It'd be easy to blame fashion's obsession with all things late '60s/early '70s for our enjoyment of the Museum of the Moving Image's latest show, Matthew Weiner's Mad Men, but it likely has more to do with the fact that it's simply a fascinating exhibit. And though, like MoMA's Bjork retrospective, it certainly helps if you're already a fan of Don Draper et. al., by no means must you be an avid viewer to appreciate gazing upon mannequins dressed in mod mini dresses or stepping into a completely plaid 1950's kitchen.
The exhibit, which opens this Saturday, is relatively small—it takes up a winding chunk of the museum's third floor—but visitors are promptly bombarded with costumes, inspiration boards, full sets, music, original script notes, props, and clips. The first thing you'll see is the series' opener: "Mad Men: A term coined in the late 1950's to describe the advertising executives of Madison Avenue. They coined it," followed by the origin story of the show—clips from the films that inspired Matthew Weiner, notes he scribbled down about various characters and plot points, the very first page of the Mad Men screenplay, and a recreation of the show's Los Angeles writers' room.

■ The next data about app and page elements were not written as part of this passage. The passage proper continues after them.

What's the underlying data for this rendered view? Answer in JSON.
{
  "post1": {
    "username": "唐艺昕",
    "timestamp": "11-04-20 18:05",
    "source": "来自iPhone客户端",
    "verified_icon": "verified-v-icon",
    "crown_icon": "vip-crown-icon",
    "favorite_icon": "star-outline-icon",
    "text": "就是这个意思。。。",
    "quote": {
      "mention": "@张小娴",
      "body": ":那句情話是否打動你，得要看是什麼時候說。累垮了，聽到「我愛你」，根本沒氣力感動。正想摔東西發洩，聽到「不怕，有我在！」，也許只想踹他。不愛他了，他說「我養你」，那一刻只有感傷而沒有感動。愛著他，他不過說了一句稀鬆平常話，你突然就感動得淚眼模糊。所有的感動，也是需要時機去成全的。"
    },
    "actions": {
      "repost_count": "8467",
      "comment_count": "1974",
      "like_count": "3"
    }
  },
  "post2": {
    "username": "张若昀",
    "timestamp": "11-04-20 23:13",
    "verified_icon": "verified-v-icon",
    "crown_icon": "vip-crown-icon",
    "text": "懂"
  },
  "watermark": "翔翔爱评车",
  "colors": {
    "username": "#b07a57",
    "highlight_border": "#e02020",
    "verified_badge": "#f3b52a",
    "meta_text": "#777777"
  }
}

The most interesting area for those who only came for the '60s fashion inspiration is the second room, where you'll find mood boards used by costume designer Janie Bryant to pinpoint each character's style, surrounded by original costumes like Don's suit, Peggy's stiff officewear, Betty's on-point romper from her modeling days, Megan's "Zou Bisou Bisou" dress (situated next to a looped video of her performance), Joan's blood-stained shift from the infamous lawn-mower scene, Pete's preppy plaid pants, and Sally Draper's first grown-up mini-dress. There's also a side-by-side of Don's two wives' sartorial journeys.

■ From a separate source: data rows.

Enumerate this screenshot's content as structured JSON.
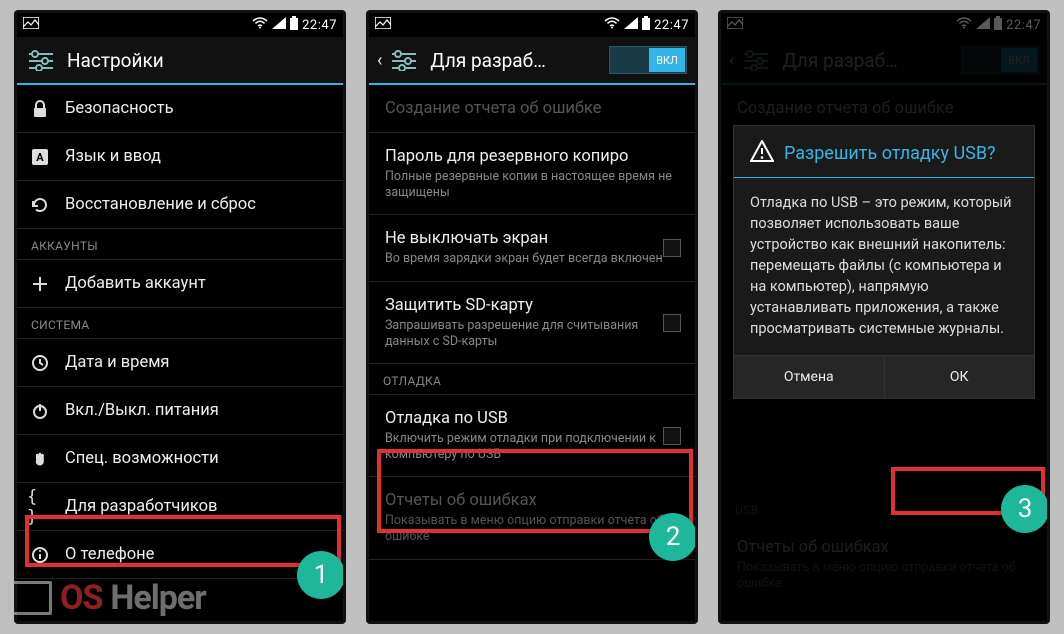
{
  "statusbar": {
    "time": "22:47"
  },
  "screens": [
    {
      "title": "Настройки",
      "items": [
        {
          "icon": "lock-icon",
          "label": "Безопасность"
        },
        {
          "icon": "lang-icon",
          "label": "Язык и ввод"
        },
        {
          "icon": "restore-icon",
          "label": "Восстановление и сброс"
        }
      ],
      "section_accounts": "АККАУНТЫ",
      "add_account": {
        "icon": "plus-icon",
        "label": "Добавить аккаунт"
      },
      "section_system": "СИСТЕМА",
      "system_items": [
        {
          "icon": "clock-icon",
          "label": "Дата и время"
        },
        {
          "icon": "power-icon",
          "label": "Вкл./Выкл. питания"
        },
        {
          "icon": "hand-icon",
          "label": "Спец. возможности"
        },
        {
          "icon": "braces-icon",
          "label": "Для разработчиков"
        },
        {
          "icon": "info-icon",
          "label": "О телефоне"
        }
      ],
      "badge": "1"
    },
    {
      "title": "Для разраб…",
      "toggle_label": "ВКЛ",
      "items": [
        {
          "label": "Создание отчета об ошибке",
          "faded": true
        },
        {
          "label": "Пароль для резервного копиро",
          "sub": "Полные резервные копии в настоящее время не защищены"
        },
        {
          "label": "Не выключать экран",
          "sub": "Во время зарядки экран будет всегда включен",
          "chk": true
        },
        {
          "label": "Защитить SD-карту",
          "sub": "Запрашивать разрешение для считывания данных с SD-карты",
          "chk": true
        }
      ],
      "section_debug": "ОТЛАДКА",
      "debug_items": [
        {
          "label": "Отладка по USB",
          "sub": "Включить режим отладки при подключении к компьютеру по USB",
          "chk": true
        },
        {
          "label": "Отчеты об ошибках",
          "sub": "Показывать в меню опцию отправки отчета об ошибке",
          "faded": true
        }
      ],
      "badge": "2"
    },
    {
      "title": "Для разраб…",
      "toggle_label": "ВКЛ",
      "dialog": {
        "title": "Разрешить отладку USB?",
        "body": "Отладка по USB – это режим, который позволяет использовать ваше устройство как внешний накопитель: перемещать файлы (с компьютера и на компьютер), напрямую устанавливать приложения, а также просматривать системные журналы.",
        "cancel": "Отмена",
        "ok": "ОК"
      },
      "bg_items": [
        {
          "label": "Создание отчета об ошибке"
        }
      ],
      "bg_section_debug": "USB",
      "bg_debug_items": [
        {
          "label": "Отчеты об ошибках",
          "sub": "Показывать в меню опцию отправки отчета об ошибке"
        }
      ],
      "badge": "3"
    }
  ],
  "watermark": {
    "part1": "OS",
    "part2": "Helper"
  }
}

Further into the exhibit, you can step inside Don Draper's office (the one during the SC&P years) and the Draper kitchen in Ossining, complete with vintage cookbooks, a pink rotary phone, and that plaid wallpaper, plus a collection of props that includes a wall of Don Draper's best advertising campaigns, Betty's cigarettes, and naturally, the secret box.
There's also an interactive station where you can choose one of the songs used in the end credits to play throughout the room (think Nancy Sinatra's "You Only Live Twice"), followed by comments from Matthew Weiner on why he chose each track. Nearby, there's an iPad that allows you to scroll through the opening credit sequence, along with other, ultimately rejected storyboards that could have replaced the falling man surrounded by '50s advertisements.
Though we'll have to wait until next month for the series' final premiere, the Museum of the Moving Image's show lasts until June 14th. To get an up-close look at the costumes, sets, and props from the exhibit, scroll through the gallery below.